START DATA SECTION

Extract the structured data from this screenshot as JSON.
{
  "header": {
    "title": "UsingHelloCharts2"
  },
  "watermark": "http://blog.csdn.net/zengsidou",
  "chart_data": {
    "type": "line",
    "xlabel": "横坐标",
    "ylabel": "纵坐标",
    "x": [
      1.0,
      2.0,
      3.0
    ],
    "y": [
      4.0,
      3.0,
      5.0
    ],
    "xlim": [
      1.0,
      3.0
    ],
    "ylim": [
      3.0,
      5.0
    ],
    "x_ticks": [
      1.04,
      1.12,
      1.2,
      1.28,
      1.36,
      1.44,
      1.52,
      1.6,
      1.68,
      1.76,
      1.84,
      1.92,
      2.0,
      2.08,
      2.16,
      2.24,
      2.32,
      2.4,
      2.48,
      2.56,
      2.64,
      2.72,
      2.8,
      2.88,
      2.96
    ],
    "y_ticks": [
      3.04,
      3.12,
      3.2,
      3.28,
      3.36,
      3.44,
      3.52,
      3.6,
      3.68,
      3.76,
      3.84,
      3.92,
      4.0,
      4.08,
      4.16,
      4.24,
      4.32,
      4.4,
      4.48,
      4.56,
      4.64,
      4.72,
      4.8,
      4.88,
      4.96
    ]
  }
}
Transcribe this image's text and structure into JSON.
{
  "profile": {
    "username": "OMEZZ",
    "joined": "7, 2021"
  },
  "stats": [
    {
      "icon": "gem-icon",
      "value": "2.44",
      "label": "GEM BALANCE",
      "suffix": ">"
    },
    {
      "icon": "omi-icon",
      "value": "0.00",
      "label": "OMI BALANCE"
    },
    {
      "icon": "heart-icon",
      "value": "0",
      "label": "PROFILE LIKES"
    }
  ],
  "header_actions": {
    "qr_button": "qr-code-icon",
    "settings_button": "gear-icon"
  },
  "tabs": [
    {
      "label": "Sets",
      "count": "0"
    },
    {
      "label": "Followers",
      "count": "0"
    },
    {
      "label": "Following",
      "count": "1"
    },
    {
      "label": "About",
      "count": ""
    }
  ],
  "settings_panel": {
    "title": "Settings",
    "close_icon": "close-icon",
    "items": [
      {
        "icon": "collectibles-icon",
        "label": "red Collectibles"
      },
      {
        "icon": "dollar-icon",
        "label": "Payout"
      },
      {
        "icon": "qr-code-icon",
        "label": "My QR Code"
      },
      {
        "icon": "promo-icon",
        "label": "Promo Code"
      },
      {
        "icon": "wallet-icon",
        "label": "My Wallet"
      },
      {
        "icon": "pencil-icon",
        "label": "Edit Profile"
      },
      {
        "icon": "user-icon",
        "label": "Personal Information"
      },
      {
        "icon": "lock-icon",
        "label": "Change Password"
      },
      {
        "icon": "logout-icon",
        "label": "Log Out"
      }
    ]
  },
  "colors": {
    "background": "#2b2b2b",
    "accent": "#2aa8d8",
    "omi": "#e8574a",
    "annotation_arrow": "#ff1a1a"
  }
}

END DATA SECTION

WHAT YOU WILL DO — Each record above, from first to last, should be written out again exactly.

ANSWER —
Extract the structured data from this screenshot as JSON.
{
  "header": {
    "title": "UsingHelloCharts2"
  },
  "watermark": "http://blog.csdn.net/zengsidou",
  "chart_data": {
    "type": "line",
    "xlabel": "横坐标",
    "ylabel": "纵坐标",
    "x": [
      1.0,
      2.0,
      3.0
    ],
    "y": [
      4.0,
      3.0,
      5.0
    ],
    "xlim": [
      1.0,
      3.0
    ],
    "ylim": [
      3.0,
      5.0
    ],
    "x_ticks": [
      1.04,
      1.12,
      1.2,
      1.28,
      1.36,
      1.44,
      1.52,
      1.6,
      1.68,
      1.76,
      1.84,
      1.92,
      2.0,
      2.08,
      2.16,
      2.24,
      2.32,
      2.4,
      2.48,
      2.56,
      2.64,
      2.72,
      2.8,
      2.88,
      2.96
    ],
    "y_ticks": [
      3.04,
      3.12,
      3.2,
      3.28,
      3.36,
      3.44,
      3.52,
      3.6,
      3.68,
      3.76,
      3.84,
      3.92,
      4.0,
      4.08,
      4.16,
      4.24,
      4.32,
      4.4,
      4.48,
      4.56,
      4.64,
      4.72,
      4.8,
      4.88,
      4.96
    ]
  }
}
Transcribe this image's text and structure into JSON.
{
  "profile": {
    "username": "OMEZZ",
    "joined": "7, 2021"
  },
  "stats": [
    {
      "icon": "gem-icon",
      "value": "2.44",
      "label": "GEM BALANCE",
      "suffix": ">"
    },
    {
      "icon": "omi-icon",
      "value": "0.00",
      "label": "OMI BALANCE"
    },
    {
      "icon": "heart-icon",
      "value": "0",
      "label": "PROFILE LIKES"
    }
  ],
  "header_actions": {
    "qr_button": "qr-code-icon",
    "settings_button": "gear-icon"
  },
  "tabs": [
    {
      "label": "Sets",
      "count": "0"
    },
    {
      "label": "Followers",
      "count": "0"
    },
    {
      "label": "Following",
      "count": "1"
    },
    {
      "label": "About",
      "count": ""
    }
  ],
  "settings_panel": {
    "title": "Settings",
    "close_icon": "close-icon",
    "items": [
      {
        "icon": "collectibles-icon",
        "label": "red Collectibles"
      },
      {
        "icon": "dollar-icon",
        "label": "Payout"
      },
      {
        "icon": "qr-code-icon",
        "label": "My QR Code"
      },
      {
        "icon": "promo-icon",
        "label": "Promo Code"
      },
      {
        "icon": "wallet-icon",
        "label": "My Wallet"
      },
      {
        "icon": "pencil-icon",
        "label": "Edit Profile"
      },
      {
        "icon": "user-icon",
        "label": "Personal Information"
      },
      {
        "icon": "lock-icon",
        "label": "Change Password"
      },
      {
        "icon": "logout-icon",
        "label": "Log Out"
      }
    ]
  },
  "colors": {
    "background": "#2b2b2b",
    "accent": "#2aa8d8",
    "omi": "#e8574a",
    "annotation_arrow": "#ff1a1a"
  }
}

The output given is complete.